» Material for this task
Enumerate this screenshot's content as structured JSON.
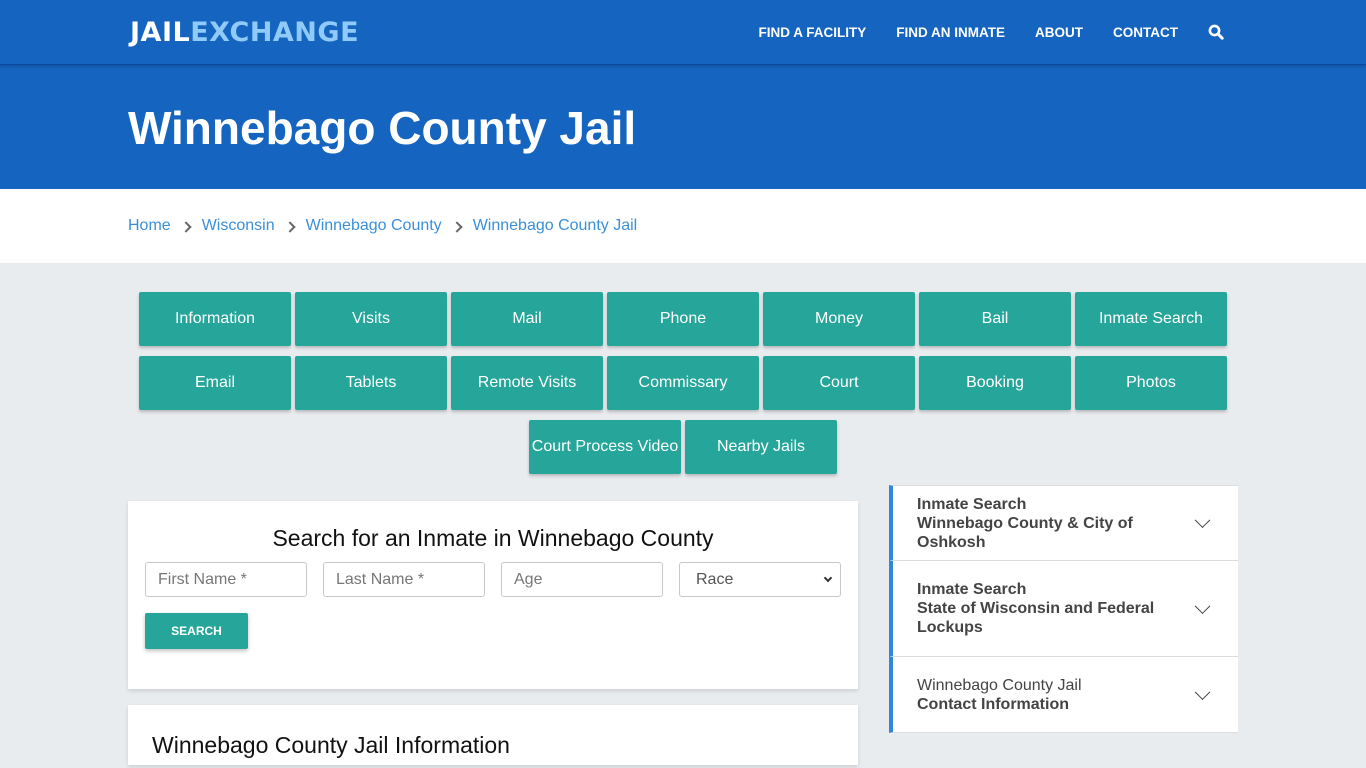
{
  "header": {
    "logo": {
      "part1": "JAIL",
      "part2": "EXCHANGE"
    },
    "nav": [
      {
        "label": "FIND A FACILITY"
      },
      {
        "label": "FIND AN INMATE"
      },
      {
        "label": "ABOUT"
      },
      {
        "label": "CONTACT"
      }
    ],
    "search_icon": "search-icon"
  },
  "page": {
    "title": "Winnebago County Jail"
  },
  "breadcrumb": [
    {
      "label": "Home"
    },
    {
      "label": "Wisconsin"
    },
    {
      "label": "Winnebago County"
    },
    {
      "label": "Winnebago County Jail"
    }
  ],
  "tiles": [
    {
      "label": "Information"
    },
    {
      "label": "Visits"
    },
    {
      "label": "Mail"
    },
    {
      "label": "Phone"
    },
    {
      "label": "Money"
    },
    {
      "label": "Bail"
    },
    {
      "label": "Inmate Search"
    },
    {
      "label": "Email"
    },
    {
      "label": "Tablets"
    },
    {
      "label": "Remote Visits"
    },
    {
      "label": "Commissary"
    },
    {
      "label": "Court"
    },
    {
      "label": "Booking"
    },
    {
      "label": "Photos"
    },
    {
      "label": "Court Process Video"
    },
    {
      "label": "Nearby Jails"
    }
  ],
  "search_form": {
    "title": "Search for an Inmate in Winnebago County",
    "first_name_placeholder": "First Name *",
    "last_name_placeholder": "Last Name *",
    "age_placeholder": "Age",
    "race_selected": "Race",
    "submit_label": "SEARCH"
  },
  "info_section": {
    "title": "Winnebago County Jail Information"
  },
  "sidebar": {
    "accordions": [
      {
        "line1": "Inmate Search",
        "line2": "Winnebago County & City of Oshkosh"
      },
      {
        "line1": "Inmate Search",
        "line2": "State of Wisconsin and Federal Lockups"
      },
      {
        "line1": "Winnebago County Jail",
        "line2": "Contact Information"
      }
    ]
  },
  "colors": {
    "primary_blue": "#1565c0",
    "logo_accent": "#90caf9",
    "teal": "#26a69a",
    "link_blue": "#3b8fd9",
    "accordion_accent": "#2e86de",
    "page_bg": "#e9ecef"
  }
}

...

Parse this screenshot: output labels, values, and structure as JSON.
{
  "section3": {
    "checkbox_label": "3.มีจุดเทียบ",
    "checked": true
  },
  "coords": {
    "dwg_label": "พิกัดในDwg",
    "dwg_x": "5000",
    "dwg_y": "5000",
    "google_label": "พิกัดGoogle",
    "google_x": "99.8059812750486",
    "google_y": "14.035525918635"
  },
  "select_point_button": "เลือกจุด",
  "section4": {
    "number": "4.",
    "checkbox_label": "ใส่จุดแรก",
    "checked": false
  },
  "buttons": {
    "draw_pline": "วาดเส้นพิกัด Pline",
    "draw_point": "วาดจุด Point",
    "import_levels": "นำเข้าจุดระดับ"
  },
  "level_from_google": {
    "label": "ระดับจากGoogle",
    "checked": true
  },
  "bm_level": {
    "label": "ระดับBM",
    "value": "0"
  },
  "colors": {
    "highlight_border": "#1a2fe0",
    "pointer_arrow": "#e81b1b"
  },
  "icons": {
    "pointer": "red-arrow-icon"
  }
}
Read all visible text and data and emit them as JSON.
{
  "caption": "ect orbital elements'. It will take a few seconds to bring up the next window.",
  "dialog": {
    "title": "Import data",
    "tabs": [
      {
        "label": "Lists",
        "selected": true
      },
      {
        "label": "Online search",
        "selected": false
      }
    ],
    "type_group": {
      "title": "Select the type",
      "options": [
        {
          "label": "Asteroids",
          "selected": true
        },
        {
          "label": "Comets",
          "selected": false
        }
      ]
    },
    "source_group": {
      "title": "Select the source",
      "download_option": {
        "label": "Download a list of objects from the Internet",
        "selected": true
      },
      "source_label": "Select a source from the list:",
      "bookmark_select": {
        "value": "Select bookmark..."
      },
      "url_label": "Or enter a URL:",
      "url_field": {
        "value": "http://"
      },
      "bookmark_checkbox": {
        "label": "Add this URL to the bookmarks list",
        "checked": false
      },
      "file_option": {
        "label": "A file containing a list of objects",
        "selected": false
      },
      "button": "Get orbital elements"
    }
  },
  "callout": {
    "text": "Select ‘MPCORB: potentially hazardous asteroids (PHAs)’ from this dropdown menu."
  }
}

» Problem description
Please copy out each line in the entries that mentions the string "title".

» Task solution
    "title": "Winnebago County Jail"
    "title": "Search for an Inmate in Winnebago County",
    "title": "Winnebago County Jail Information"
    "title": "Import data",
      "title": "Select the type",
      "title": "Select the source",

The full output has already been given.